WHAT TO PRODUCE:
Word for word, copy all the data and drop the pictures.

[Source records]
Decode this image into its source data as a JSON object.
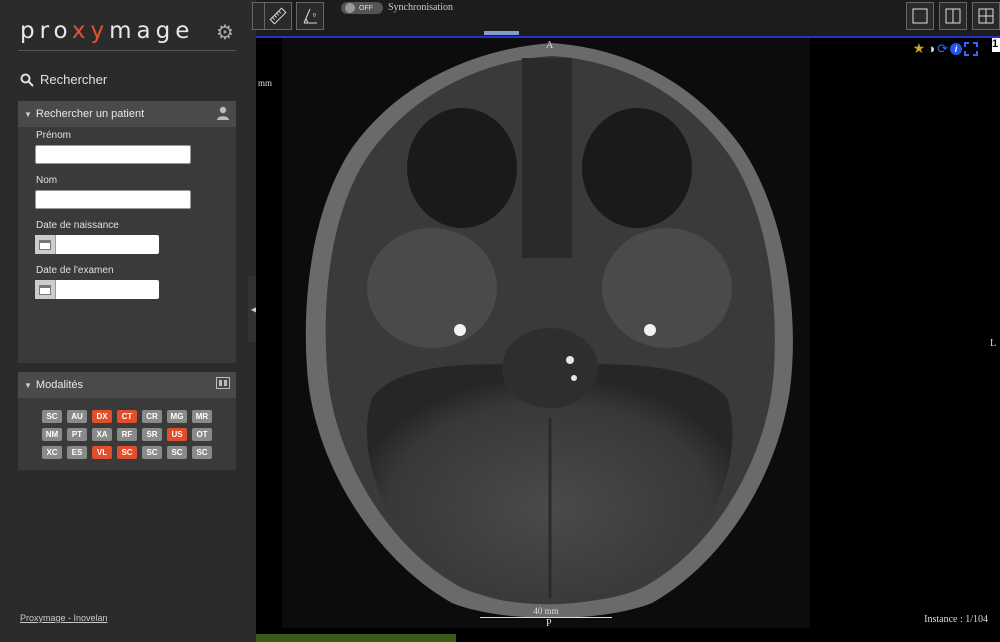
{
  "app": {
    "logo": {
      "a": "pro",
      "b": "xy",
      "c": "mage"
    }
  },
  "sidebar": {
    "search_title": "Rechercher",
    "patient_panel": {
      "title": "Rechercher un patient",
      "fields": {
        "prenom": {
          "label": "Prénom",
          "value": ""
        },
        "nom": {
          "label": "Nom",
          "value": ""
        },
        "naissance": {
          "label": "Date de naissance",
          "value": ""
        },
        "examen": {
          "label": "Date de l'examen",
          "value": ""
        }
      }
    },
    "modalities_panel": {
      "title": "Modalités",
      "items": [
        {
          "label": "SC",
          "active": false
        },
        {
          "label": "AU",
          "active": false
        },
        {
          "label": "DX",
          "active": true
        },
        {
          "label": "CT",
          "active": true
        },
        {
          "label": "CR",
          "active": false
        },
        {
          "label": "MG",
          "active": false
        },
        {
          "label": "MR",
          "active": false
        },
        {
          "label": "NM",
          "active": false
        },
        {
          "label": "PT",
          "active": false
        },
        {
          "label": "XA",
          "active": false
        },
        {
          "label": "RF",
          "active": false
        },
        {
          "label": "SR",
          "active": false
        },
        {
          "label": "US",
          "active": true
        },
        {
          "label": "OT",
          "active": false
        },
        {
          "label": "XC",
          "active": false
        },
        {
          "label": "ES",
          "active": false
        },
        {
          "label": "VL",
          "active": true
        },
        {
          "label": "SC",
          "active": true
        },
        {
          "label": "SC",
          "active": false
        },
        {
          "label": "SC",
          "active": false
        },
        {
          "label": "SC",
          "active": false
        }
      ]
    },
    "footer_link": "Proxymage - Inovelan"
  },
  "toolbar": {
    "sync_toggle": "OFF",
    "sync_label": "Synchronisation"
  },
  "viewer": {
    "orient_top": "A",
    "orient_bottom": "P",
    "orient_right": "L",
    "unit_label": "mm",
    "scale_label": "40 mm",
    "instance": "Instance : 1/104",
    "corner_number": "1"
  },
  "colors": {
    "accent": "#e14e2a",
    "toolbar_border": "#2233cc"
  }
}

RESPONSE BOX:
Decode this image into its source data as a JSON object.
{
  "app": {
    "logo": {
      "a": "pro",
      "b": "xy",
      "c": "mage"
    }
  },
  "sidebar": {
    "search_title": "Rechercher",
    "patient_panel": {
      "title": "Rechercher un patient",
      "fields": {
        "prenom": {
          "label": "Prénom",
          "value": ""
        },
        "nom": {
          "label": "Nom",
          "value": ""
        },
        "naissance": {
          "label": "Date de naissance",
          "value": ""
        },
        "examen": {
          "label": "Date de l'examen",
          "value": ""
        }
      }
    },
    "modalities_panel": {
      "title": "Modalités",
      "items": [
        {
          "label": "SC",
          "active": false
        },
        {
          "label": "AU",
          "active": false
        },
        {
          "label": "DX",
          "active": true
        },
        {
          "label": "CT",
          "active": true
        },
        {
          "label": "CR",
          "active": false
        },
        {
          "label": "MG",
          "active": false
        },
        {
          "label": "MR",
          "active": false
        },
        {
          "label": "NM",
          "active": false
        },
        {
          "label": "PT",
          "active": false
        },
        {
          "label": "XA",
          "active": false
        },
        {
          "label": "RF",
          "active": false
        },
        {
          "label": "SR",
          "active": false
        },
        {
          "label": "US",
          "active": true
        },
        {
          "label": "OT",
          "active": false
        },
        {
          "label": "XC",
          "active": false
        },
        {
          "label": "ES",
          "active": false
        },
        {
          "label": "VL",
          "active": true
        },
        {
          "label": "SC",
          "active": true
        },
        {
          "label": "SC",
          "active": false
        },
        {
          "label": "SC",
          "active": false
        },
        {
          "label": "SC",
          "active": false
        }
      ]
    },
    "footer_link": "Proxymage - Inovelan"
  },
  "toolbar": {
    "sync_toggle": "OFF",
    "sync_label": "Synchronisation"
  },
  "viewer": {
    "orient_top": "A",
    "orient_bottom": "P",
    "orient_right": "L",
    "unit_label": "mm",
    "scale_label": "40 mm",
    "instance": "Instance : 1/104",
    "corner_number": "1"
  },
  "colors": {
    "accent": "#e14e2a",
    "toolbar_border": "#2233cc"
  }
}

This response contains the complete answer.